Direct Observation as a Teaching & Assessment Tool

Direct Observation as a Teaching and Assessment Tool

I intend to explore the use of direct observation as a teaching and assessment tool as well as a means of empowerment. This will only be an overview. Observation as a concept, it’s place in our organisation, the purpose of thoughtful planning and evaluation of the students and Designated Agency Supervisor’s comments with regard to the observation feedback will be examined. Finally I will summarise what I wish to take forward from this process.

The Tavistock Clinic and CCETSW made the decision in the late eighties following a series of investigations into the deaths of children to provide infant and child observation training for social work tutors and practitioners. The main outcomes of the investigations were the need to improve the quality of assessment skills, a real understanding of child development and a failure to keep the chid ‘in mind’ (Le Riche, Tanner 1988).   In 1989 the newly introduced Diploma in Social Work by the Central Council for Education and Training in Social Work (CCETSW) was the first social work qualification in the United Kingdom which required that students practice be directly observed (CCETSW, 1989).   The new BA and MA Social work degree in 2003 continued the requirement that there must be a minimum of three assessed direct observations of practice in each of the two assessed practice experiences.

I have not had the experience of being observed and receiving feedback within a Social Work Training Programme. I have however as an adult learner, been professionally observed by both trainers and peers with feedback being given, on many occasions over the years in the contexts of nursing, counselling, teaching and systemic training.
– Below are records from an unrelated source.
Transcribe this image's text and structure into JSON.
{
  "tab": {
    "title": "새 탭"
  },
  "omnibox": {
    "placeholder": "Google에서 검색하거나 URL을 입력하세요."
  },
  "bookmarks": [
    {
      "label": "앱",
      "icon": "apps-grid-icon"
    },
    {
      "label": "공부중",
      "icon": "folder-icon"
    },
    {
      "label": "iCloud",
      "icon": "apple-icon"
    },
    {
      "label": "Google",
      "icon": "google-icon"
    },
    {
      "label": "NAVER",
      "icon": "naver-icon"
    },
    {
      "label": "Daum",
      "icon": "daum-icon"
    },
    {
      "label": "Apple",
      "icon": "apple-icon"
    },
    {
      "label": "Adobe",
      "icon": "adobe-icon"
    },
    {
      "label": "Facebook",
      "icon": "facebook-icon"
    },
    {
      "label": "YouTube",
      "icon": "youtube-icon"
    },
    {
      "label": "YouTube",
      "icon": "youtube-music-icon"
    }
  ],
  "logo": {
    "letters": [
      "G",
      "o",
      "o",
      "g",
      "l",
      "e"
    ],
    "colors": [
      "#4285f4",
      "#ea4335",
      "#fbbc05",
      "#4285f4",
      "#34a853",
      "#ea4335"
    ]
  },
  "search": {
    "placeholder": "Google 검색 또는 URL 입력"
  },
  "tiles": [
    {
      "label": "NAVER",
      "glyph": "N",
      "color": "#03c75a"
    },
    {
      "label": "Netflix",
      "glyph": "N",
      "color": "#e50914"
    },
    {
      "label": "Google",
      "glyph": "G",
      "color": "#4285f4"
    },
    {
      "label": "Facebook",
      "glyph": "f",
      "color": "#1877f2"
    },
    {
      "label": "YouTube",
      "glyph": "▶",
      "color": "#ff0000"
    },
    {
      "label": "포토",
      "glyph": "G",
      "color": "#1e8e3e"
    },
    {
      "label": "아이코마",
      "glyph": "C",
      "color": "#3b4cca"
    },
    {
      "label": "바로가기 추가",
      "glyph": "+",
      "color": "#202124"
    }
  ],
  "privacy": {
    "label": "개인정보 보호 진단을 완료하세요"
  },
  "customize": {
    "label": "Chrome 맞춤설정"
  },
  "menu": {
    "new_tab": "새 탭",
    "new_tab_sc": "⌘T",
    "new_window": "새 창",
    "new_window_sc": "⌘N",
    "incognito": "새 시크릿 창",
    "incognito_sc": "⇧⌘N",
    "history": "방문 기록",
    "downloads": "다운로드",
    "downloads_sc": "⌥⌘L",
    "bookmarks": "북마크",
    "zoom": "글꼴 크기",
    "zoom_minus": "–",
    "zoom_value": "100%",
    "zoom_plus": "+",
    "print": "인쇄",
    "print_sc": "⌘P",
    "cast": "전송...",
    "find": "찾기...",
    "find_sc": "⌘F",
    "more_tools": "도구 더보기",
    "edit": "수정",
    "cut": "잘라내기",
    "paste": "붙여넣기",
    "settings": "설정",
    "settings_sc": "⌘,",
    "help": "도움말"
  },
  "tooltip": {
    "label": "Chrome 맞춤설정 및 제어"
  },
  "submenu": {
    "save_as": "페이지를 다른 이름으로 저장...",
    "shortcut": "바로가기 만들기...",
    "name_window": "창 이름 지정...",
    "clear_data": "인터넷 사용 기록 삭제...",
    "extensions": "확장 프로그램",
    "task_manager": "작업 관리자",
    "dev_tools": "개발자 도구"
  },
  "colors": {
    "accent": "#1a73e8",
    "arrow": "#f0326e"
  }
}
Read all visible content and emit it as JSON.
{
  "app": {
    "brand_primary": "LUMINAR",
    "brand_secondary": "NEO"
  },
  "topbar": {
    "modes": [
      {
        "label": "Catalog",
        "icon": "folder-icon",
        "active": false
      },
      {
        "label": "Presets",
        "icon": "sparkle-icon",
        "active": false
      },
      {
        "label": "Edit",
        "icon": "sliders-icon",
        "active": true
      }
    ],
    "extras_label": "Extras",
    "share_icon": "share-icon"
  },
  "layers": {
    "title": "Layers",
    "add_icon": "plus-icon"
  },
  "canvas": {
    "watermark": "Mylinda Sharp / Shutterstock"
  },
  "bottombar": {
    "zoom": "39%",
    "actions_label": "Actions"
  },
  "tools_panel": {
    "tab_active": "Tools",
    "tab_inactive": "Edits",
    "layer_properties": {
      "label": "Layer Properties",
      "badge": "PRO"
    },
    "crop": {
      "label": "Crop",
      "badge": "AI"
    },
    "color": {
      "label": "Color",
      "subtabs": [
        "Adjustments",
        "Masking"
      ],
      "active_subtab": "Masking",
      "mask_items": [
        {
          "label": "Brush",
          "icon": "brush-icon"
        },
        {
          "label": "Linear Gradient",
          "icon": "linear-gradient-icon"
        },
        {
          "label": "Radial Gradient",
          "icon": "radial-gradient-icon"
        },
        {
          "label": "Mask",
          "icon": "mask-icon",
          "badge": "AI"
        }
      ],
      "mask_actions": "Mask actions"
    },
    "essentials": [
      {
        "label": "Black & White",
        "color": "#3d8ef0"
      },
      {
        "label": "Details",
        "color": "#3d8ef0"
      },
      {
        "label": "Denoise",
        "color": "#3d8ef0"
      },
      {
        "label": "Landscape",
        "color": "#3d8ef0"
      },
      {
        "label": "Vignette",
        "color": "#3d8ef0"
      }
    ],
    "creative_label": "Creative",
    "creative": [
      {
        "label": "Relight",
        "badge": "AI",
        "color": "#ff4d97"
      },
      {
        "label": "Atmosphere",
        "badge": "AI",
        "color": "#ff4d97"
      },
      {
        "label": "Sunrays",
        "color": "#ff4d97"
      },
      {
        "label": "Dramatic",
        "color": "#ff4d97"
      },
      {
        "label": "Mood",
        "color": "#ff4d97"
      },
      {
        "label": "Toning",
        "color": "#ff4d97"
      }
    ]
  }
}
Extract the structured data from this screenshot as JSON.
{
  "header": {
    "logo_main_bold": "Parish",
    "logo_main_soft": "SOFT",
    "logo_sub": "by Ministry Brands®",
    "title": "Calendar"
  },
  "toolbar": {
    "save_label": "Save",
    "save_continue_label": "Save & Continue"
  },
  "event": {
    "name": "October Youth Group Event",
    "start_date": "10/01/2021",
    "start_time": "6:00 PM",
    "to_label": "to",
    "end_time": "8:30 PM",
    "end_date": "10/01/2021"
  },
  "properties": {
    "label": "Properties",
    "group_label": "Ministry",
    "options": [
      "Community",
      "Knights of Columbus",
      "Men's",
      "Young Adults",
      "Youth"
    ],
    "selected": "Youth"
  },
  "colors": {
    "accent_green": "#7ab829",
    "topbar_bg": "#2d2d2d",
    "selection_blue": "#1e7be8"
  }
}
I am aware of the personal impact of the process upon myself and that I valued the process as a learning experience which assisted in personal development and change. I became aware that there needed to be relevant, purposeful planning and considered...